PHOENIX (AP) — In a story Feb. 21 about a helicopter crash at the Grand Canyon, The Associated Press reported erroneously that Lionel Douglass was a pastor. Douglass is an ordained minister who doesn’t lead a church. The AP also misspelled the minister’s last name. The correct spelling is Douglass.
A corrected version of the story is below:
Minister describes blast, flames in Grand Canyon copter crash
A Las Vegas minister said witnessing a “big explosion and instant flames” when a sightseeing helicopter crashed at the Grand Canyon has left him shaken
PHOENIX (AP) — A Las Vegas minister said witnessing a “big explosion and instant flames” when a sightseeing helicopter crashed at the Grand Canyon, killing three British tourists, has left him shaken.
Lionel Douglass had just finished performing a wedding ceremony on Feb. 10 when he saw the helicopter go down on tribal land outside Grand Canyon National Park, The Arizona Republic reported.
“You can’t see something like that and not be shook up and know it could be you,” said Douglass, who had traveled to the natural wonder in a different helicopter. “Then you have to get back on the helicopter. It was very traumatic. Even though we survived.”
Four others survived the crash and were still hospitalized in critical condition.
The National Transportation Safety Board is investigating the cause of the wreck, and preliminary findings were expected before the end of the month. A full report won’t be done for more than a year.
Douglass, who has done numerous other weddings in the area over the years, said the sightseeing helicopter was “making two circles like it was looking for a place to land, but not wide circles.”
He called to his pilot to ask what the helicopter was doing. As soon as the pilot turned around, the aircraft went down.
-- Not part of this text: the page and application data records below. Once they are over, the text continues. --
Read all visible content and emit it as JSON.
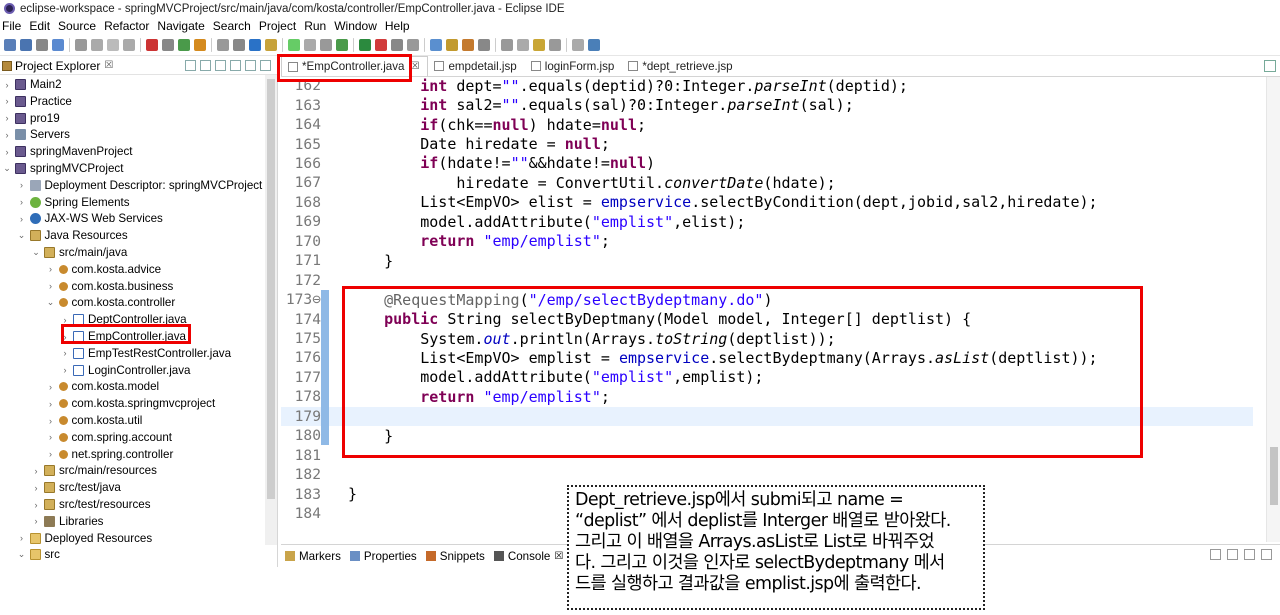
{
  "window": {
    "title": "eclipse-workspace - springMVCProject/src/main/java/com/kosta/controller/EmpController.java - Eclipse IDE"
  },
  "menu": [
    "File",
    "Edit",
    "Source",
    "Refactor",
    "Navigate",
    "Search",
    "Project",
    "Run",
    "Window",
    "Help"
  ],
  "explorer": {
    "title": "Project Explorer",
    "items": [
      {
        "label": "Main2",
        "indent": 0,
        "chev": "›",
        "icon": "proj"
      },
      {
        "label": "Practice",
        "indent": 0,
        "chev": "›",
        "icon": "proj"
      },
      {
        "label": "pro19",
        "indent": 0,
        "chev": "›",
        "icon": "proj"
      },
      {
        "label": "Servers",
        "indent": 0,
        "chev": "›",
        "icon": "srv"
      },
      {
        "label": "springMavenProject",
        "indent": 0,
        "chev": "›",
        "icon": "proj"
      },
      {
        "label": "springMVCProject",
        "indent": 0,
        "chev": "⌄",
        "icon": "proj"
      },
      {
        "label": "Deployment Descriptor: springMVCProject",
        "indent": 1,
        "chev": "›",
        "icon": "desc"
      },
      {
        "label": "Spring Elements",
        "indent": 1,
        "chev": "›",
        "icon": "spring"
      },
      {
        "label": "JAX-WS Web Services",
        "indent": 1,
        "chev": "›",
        "icon": "ws"
      },
      {
        "label": "Java Resources",
        "indent": 1,
        "chev": "⌄",
        "icon": "srcf"
      },
      {
        "label": "src/main/java",
        "indent": 2,
        "chev": "⌄",
        "icon": "srcf"
      },
      {
        "label": "com.kosta.advice",
        "indent": 3,
        "chev": "›",
        "icon": "pkg"
      },
      {
        "label": "com.kosta.business",
        "indent": 3,
        "chev": "›",
        "icon": "pkg"
      },
      {
        "label": "com.kosta.controller",
        "indent": 3,
        "chev": "⌄",
        "icon": "pkg"
      },
      {
        "label": "DeptController.java",
        "indent": 4,
        "chev": "›",
        "icon": "java"
      },
      {
        "label": "EmpController.java",
        "indent": 4,
        "chev": "›",
        "icon": "java"
      },
      {
        "label": "EmpTestRestController.java",
        "indent": 4,
        "chev": "›",
        "icon": "java"
      },
      {
        "label": "LoginController.java",
        "indent": 4,
        "chev": "›",
        "icon": "java"
      },
      {
        "label": "com.kosta.model",
        "indent": 3,
        "chev": "›",
        "icon": "pkg"
      },
      {
        "label": "com.kosta.springmvcproject",
        "indent": 3,
        "chev": "›",
        "icon": "pkg"
      },
      {
        "label": "com.kosta.util",
        "indent": 3,
        "chev": "›",
        "icon": "pkg"
      },
      {
        "label": "com.spring.account",
        "indent": 3,
        "chev": "›",
        "icon": "pkg"
      },
      {
        "label": "net.spring.controller",
        "indent": 3,
        "chev": "›",
        "icon": "pkg"
      },
      {
        "label": "src/main/resources",
        "indent": 2,
        "chev": "›",
        "icon": "srcf"
      },
      {
        "label": "src/test/java",
        "indent": 2,
        "chev": "›",
        "icon": "srcf"
      },
      {
        "label": "src/test/resources",
        "indent": 2,
        "chev": "›",
        "icon": "srcf"
      },
      {
        "label": "Libraries",
        "indent": 2,
        "chev": "›",
        "icon": "lib"
      },
      {
        "label": "Deployed Resources",
        "indent": 1,
        "chev": "›",
        "icon": "folder"
      },
      {
        "label": "src",
        "indent": 1,
        "chev": "⌄",
        "icon": "folder"
      }
    ]
  },
  "editor": {
    "tabs": [
      {
        "label": "*EmpController.java",
        "active": true,
        "close": "☒"
      },
      {
        "label": "empdetail.jsp",
        "active": false,
        "close": ""
      },
      {
        "label": "loginForm.jsp",
        "active": false,
        "close": ""
      },
      {
        "label": "*dept_retrieve.jsp",
        "active": false,
        "close": ""
      }
    ],
    "lines": [
      {
        "n": "162",
        "html": "        <span class='kw'>int</span> dept=<span class='str'>\"\"</span>.equals(deptid)?0:Integer.<span class='ital'>parseInt</span>(deptid);"
      },
      {
        "n": "163",
        "html": "        <span class='kw'>int</span> sal2=<span class='str'>\"\"</span>.equals(sal)?0:Integer.<span class='ital'>parseInt</span>(sal);"
      },
      {
        "n": "164",
        "html": "        <span class='kw'>if</span>(chk==<span class='kw'>null</span>) hdate=<span class='kw'>null</span>;"
      },
      {
        "n": "165",
        "html": "        Date hiredate = <span class='kw'>null</span>;"
      },
      {
        "n": "166",
        "html": "        <span class='kw'>if</span>(hdate!=<span class='str'>\"\"</span>&amp;&amp;hdate!=<span class='kw'>null</span>)"
      },
      {
        "n": "167",
        "html": "            hiredate = ConvertUtil.<span class='ital'>convertDate</span>(hdate);"
      },
      {
        "n": "168",
        "html": "        List&lt;EmpVO&gt; elist = <span class='fld'>empservice</span>.selectByCondition(dept,jobid,sal2,hiredate);"
      },
      {
        "n": "169",
        "html": "        model.addAttribute(<span class='str'>\"emplist\"</span>,elist);"
      },
      {
        "n": "170",
        "html": "        <span class='kw'>return</span> <span class='str'>\"emp/emplist\"</span>;"
      },
      {
        "n": "171",
        "html": "    }"
      },
      {
        "n": "172",
        "html": ""
      },
      {
        "n": "173⊖",
        "html": "    <span class='anno'>@RequestMapping</span>(<span class='str'>\"/emp/selectBydeptmany.do\"</span>)"
      },
      {
        "n": "174",
        "html": "    <span class='kw'>public</span> String selectByDeptmany(Model model, Integer[] deptlist) {"
      },
      {
        "n": "175",
        "html": "        System.<span class='fld ital'>out</span>.println(Arrays.<span class='ital'>toString</span>(deptlist));"
      },
      {
        "n": "176",
        "html": "        List&lt;EmpVO&gt; emplist = <span class='fld'>empservice</span>.selectBydeptmany(Arrays.<span class='ital'>asList</span>(deptlist));"
      },
      {
        "n": "177",
        "html": "        model.addAttribute(<span class='str'>\"emplist\"</span>,emplist);"
      },
      {
        "n": "178",
        "html": "        <span class='kw'>return</span> <span class='str'>\"emp/emplist\"</span>;"
      },
      {
        "n": "179",
        "html": ""
      },
      {
        "n": "180",
        "html": "    }"
      },
      {
        "n": "181",
        "html": ""
      },
      {
        "n": "182",
        "html": ""
      },
      {
        "n": "183",
        "html": "}"
      },
      {
        "n": "184",
        "html": ""
      }
    ]
  },
  "bottom": {
    "tabs": [
      "Markers",
      "Properties",
      "Snippets",
      "Console"
    ],
    "console_close": "☒"
  },
  "annotation": {
    "lines": [
      "Dept_retrieve.jsp에서 submi되고  name =",
      "“deplist” 에서 deplist를 Interger 배열로 받아왔다.",
      "그리고 이 배열을 Arrays.asList로 List로 바꿔주었",
      "다. 그리고 이것을 인자로 selectBydeptmany 메서",
      "드를 실행하고 결과값을 emplist.jsp에 출력한다."
    ]
  },
  "colors": {
    "highlight": "#e00000",
    "keyword": "#7f0055",
    "string": "#2a00ff",
    "field": "#0000c0"
  }
}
“The plane tilts, falls down between the ravine, cracks in half, hits the bottom, you hear a big explosion and instant flames,” Douglass said.
With rugged rock and brush between them, Douglass said he could not have gotten to the crash site but watched as other tourists ran to try to reach the victims. He saw at least two people hike over to help them, reaching the victims before first responders could get there.
He said he wanted to see if anyone survived the crash, so he used his phone to take a video and zoom in.
In one video, the helicopter is not visible, only flames and black smoke. As the camera comes into focus, a woman in a white shirt and jeans is walking out of the wreckage. Douglass says, “Oh, God,” and the video cuts out.
In a second video, as the woman staggers around, he says, “There’s one, one person’s out. We can’t even get to her. She must be so shook up right now. Oh, my God.”
Douglass said he heard five more explosions.
Information from: The Arizona Republic, http://www.azcentral.com